### GOAL OF THE EXERCISE:
Track down every line below that holds "with" and copy it.

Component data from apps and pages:
◆ ◆ ◆ ◆ ◆ ◆ ◆
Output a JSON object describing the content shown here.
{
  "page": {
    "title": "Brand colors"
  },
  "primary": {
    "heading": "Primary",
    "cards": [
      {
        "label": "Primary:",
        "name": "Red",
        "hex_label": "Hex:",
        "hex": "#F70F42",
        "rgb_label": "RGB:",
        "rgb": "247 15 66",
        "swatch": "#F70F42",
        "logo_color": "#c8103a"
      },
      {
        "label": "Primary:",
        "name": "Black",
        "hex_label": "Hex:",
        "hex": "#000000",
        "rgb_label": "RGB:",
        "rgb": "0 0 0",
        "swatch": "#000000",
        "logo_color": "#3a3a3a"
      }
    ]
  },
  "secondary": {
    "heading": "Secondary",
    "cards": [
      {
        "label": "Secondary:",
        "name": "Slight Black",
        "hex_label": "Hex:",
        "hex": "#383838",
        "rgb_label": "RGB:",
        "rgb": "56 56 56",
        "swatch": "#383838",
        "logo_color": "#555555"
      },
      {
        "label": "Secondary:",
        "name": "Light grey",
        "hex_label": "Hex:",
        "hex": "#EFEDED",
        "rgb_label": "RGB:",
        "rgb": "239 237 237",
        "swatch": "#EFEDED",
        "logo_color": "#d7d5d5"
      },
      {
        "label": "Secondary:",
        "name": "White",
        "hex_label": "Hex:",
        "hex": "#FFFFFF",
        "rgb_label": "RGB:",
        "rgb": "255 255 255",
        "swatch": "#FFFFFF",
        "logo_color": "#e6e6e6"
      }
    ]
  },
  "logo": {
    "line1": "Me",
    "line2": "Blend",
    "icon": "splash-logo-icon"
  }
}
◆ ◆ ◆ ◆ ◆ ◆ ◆
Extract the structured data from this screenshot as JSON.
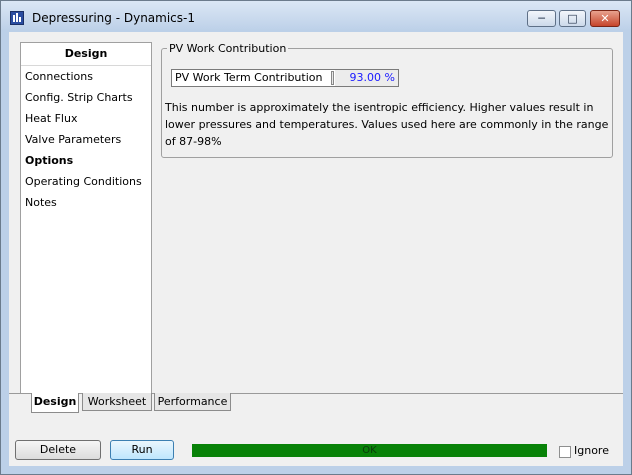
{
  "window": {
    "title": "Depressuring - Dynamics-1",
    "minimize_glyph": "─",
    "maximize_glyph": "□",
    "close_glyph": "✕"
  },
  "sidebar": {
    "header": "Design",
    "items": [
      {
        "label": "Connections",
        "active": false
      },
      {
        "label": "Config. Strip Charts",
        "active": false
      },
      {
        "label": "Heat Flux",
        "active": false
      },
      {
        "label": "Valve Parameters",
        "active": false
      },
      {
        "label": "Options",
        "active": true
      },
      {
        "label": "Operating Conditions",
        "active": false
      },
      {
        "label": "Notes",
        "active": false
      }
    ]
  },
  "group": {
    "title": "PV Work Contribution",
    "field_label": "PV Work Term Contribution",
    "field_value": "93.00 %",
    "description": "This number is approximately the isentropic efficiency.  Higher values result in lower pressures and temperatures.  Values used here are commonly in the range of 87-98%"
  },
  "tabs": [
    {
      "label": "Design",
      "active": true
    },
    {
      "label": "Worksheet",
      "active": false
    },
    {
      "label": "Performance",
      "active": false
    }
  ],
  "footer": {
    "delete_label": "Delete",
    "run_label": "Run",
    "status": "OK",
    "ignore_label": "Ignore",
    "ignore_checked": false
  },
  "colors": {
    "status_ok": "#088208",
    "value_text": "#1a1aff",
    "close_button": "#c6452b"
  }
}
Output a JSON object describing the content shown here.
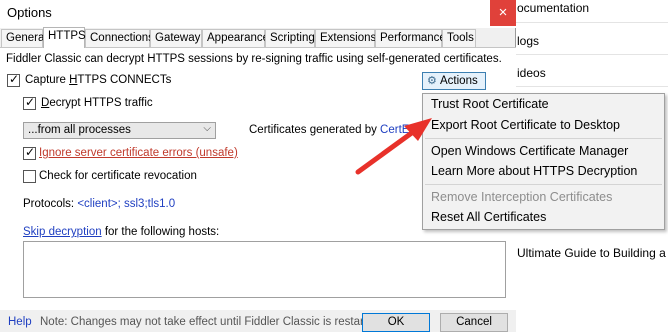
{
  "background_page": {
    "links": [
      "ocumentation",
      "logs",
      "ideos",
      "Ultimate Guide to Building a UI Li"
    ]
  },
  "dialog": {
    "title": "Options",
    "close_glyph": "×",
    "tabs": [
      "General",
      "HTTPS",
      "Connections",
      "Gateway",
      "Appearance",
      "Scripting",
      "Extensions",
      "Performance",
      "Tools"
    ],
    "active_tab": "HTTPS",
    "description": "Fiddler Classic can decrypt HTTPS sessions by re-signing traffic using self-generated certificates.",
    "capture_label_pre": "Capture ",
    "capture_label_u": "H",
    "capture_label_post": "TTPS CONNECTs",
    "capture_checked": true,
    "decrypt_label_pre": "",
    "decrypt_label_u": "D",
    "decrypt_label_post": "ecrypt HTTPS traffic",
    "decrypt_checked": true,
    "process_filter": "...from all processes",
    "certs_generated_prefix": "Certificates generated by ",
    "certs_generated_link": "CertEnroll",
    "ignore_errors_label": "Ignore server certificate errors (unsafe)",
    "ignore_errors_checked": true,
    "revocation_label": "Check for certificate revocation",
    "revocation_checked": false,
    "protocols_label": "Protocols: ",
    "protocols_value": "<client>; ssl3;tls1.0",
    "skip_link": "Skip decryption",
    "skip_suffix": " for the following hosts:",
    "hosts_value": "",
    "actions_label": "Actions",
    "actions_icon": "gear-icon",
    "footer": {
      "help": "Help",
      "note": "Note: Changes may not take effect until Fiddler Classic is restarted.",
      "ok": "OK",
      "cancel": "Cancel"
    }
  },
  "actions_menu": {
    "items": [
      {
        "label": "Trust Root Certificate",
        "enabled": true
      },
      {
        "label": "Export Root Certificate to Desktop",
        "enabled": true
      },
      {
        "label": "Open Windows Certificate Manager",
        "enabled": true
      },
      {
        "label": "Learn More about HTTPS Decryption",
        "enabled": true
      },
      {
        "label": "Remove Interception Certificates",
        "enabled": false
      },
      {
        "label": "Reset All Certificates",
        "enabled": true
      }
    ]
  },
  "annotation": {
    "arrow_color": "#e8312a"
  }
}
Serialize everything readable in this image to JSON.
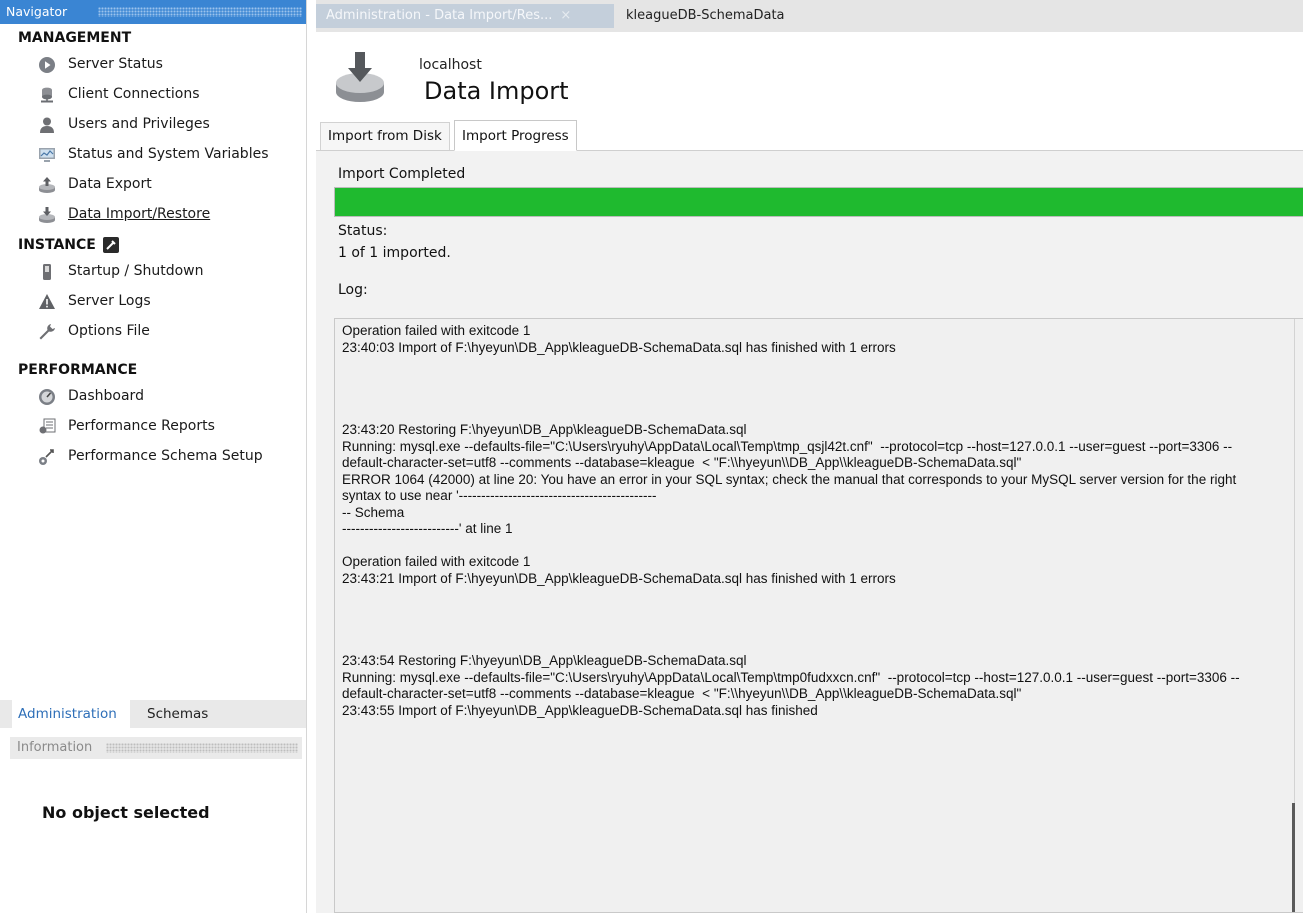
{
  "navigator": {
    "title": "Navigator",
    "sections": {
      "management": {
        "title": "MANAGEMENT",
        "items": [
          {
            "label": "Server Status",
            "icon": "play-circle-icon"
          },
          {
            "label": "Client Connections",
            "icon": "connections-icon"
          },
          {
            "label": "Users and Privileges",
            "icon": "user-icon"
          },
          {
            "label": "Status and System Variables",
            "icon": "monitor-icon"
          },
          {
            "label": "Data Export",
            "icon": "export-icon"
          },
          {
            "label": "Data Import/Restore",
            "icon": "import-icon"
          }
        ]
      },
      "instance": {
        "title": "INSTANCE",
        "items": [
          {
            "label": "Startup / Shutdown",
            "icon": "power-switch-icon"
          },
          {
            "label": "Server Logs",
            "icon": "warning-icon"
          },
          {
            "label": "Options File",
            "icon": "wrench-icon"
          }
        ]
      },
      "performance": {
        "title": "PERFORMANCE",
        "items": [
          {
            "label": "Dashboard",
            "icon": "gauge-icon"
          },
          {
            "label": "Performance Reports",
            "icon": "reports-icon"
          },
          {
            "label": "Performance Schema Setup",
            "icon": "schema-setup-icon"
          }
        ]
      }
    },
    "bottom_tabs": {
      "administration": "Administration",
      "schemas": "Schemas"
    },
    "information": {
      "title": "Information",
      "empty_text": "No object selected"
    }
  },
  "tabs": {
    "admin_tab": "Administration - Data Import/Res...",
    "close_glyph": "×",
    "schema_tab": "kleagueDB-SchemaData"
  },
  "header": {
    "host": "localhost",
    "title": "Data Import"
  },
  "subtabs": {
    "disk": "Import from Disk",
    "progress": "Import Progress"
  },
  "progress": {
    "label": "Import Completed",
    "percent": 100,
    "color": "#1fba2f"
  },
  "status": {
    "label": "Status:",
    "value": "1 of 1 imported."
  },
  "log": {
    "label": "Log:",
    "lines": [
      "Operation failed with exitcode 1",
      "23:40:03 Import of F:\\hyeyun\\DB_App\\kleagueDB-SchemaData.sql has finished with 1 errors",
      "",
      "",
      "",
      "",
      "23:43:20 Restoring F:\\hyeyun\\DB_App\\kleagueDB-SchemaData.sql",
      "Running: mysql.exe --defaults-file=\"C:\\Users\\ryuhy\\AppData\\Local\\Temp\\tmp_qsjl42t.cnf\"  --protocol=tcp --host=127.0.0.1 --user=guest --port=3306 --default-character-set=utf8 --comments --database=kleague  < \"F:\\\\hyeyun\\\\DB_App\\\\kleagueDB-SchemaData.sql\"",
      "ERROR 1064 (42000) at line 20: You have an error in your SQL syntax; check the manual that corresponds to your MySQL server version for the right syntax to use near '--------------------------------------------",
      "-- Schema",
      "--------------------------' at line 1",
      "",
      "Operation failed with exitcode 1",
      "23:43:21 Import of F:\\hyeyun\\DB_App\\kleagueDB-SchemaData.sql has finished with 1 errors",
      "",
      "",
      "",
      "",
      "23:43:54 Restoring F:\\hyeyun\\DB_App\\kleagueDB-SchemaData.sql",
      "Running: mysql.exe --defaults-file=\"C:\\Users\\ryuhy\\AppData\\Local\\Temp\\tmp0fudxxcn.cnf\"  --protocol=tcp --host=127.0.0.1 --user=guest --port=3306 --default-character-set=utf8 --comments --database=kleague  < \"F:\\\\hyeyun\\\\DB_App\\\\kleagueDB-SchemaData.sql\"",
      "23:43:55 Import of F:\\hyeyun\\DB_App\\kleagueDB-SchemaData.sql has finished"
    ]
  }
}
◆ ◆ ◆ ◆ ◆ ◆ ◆
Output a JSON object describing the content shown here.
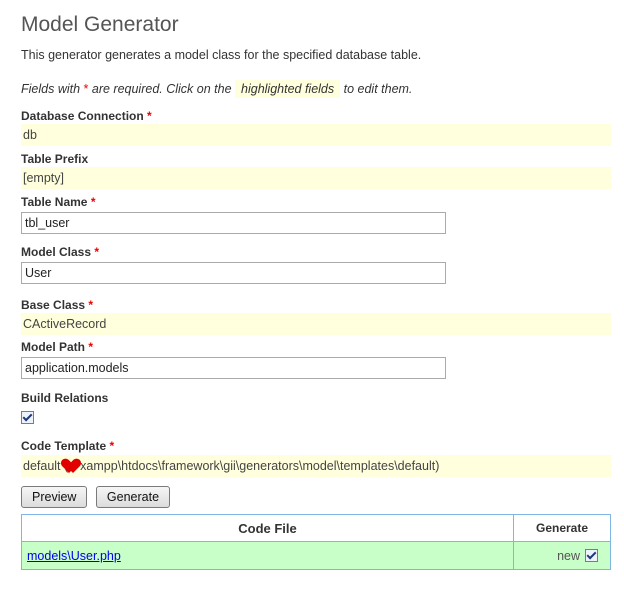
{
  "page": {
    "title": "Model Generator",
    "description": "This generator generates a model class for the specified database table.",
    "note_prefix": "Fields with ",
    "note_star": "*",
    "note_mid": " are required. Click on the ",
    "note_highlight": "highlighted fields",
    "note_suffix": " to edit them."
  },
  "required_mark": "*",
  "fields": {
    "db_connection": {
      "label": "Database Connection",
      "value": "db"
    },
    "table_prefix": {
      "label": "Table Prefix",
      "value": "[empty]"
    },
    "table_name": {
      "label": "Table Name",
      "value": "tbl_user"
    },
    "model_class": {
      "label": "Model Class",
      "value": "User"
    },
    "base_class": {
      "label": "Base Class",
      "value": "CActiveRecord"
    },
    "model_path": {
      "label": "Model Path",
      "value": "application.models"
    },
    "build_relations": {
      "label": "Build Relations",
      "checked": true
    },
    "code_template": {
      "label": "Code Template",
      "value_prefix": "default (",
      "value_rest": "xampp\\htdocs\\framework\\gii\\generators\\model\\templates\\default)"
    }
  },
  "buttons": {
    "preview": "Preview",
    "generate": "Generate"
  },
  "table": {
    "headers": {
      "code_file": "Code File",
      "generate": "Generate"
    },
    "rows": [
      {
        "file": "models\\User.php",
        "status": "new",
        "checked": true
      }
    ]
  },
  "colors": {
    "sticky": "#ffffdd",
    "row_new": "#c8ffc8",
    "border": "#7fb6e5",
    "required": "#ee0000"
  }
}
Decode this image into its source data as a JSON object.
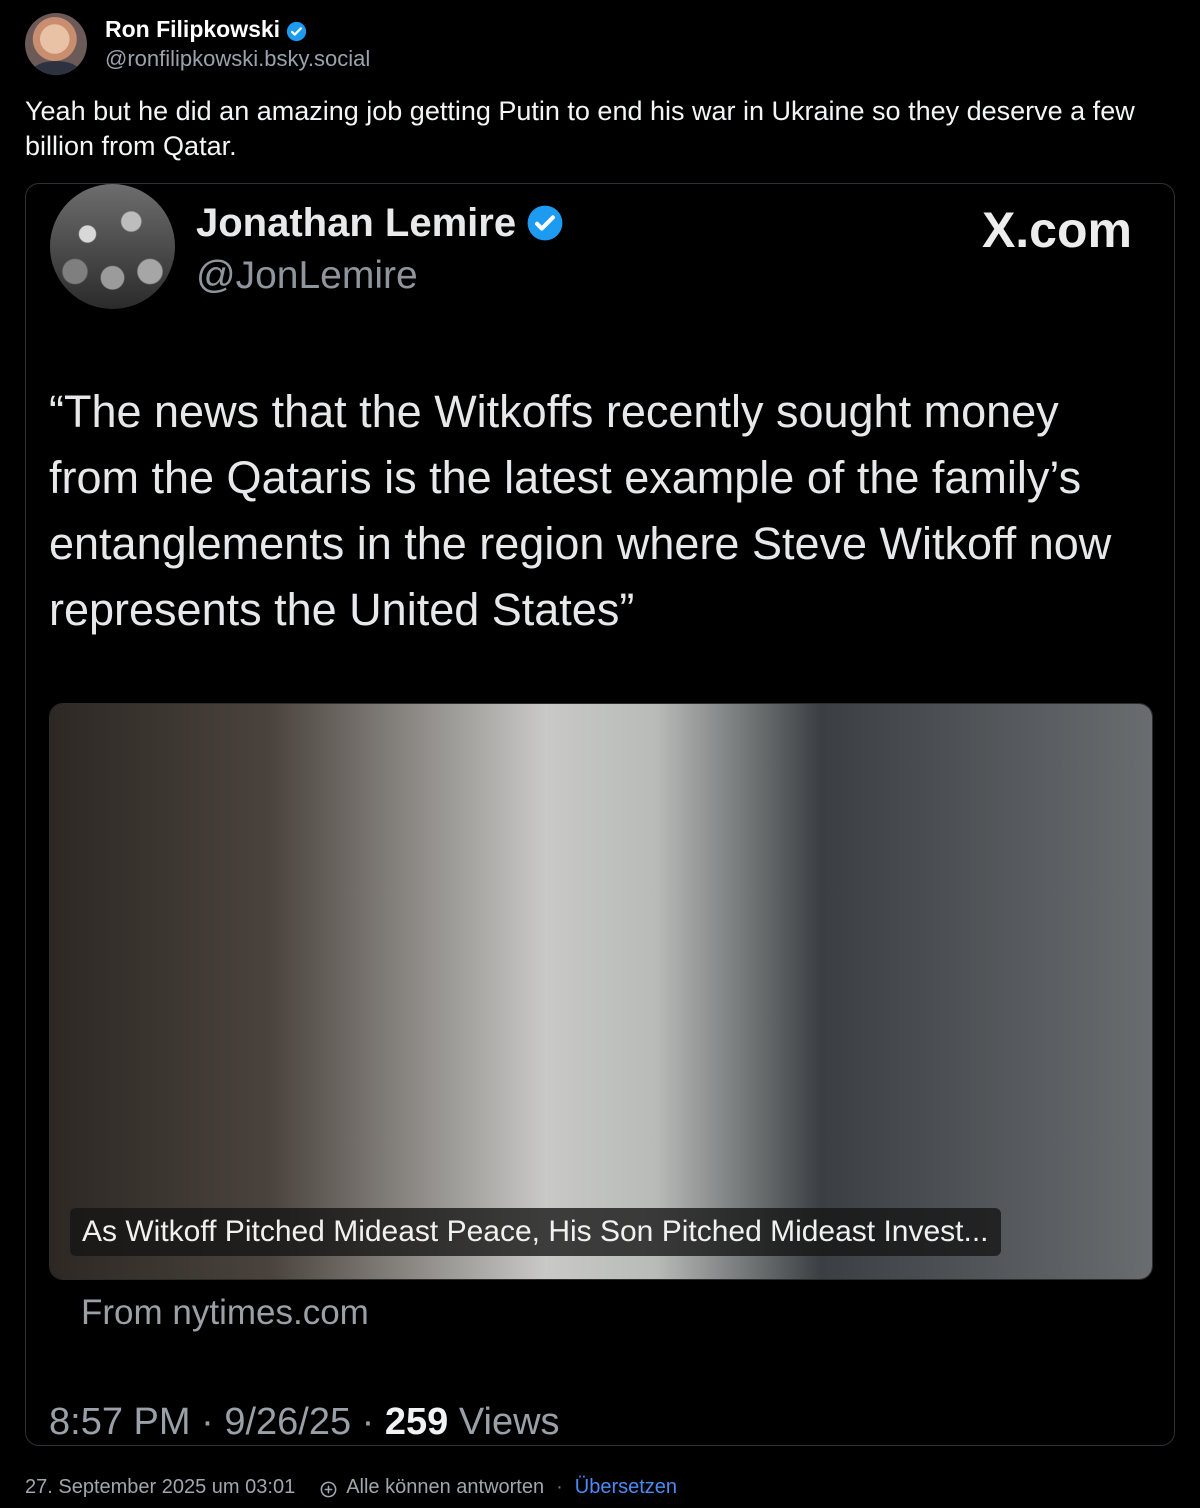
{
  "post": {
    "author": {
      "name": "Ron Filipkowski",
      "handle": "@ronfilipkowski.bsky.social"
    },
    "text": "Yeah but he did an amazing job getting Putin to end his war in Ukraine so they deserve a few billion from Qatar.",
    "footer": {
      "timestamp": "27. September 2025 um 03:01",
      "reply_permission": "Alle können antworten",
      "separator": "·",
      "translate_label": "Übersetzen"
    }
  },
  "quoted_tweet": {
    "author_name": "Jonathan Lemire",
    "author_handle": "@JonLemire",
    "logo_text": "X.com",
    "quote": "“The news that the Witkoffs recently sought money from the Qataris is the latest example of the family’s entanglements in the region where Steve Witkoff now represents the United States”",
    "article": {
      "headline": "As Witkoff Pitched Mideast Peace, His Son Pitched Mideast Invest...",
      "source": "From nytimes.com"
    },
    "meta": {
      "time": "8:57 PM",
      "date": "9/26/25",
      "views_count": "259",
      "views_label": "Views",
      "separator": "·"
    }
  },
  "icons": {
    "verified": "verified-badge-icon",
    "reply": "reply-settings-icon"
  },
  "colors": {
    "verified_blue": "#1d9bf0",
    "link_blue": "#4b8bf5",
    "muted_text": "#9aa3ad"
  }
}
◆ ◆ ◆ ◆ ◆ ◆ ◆
### RESULT OF THIS EXERCISE:
      "Operation failed with exitcode 1",
      "23:40:03 Import of F:\\hyeyun\\DB_App\\kleagueDB-SchemaData.sql has finished with 1 errors",
      "Operation failed with exitcode 1",
      "23:43:21 Import of F:\\hyeyun\\DB_App\\kleagueDB-SchemaData.sql has finished with 1 errors",
    "note_prefix": "Fields with ",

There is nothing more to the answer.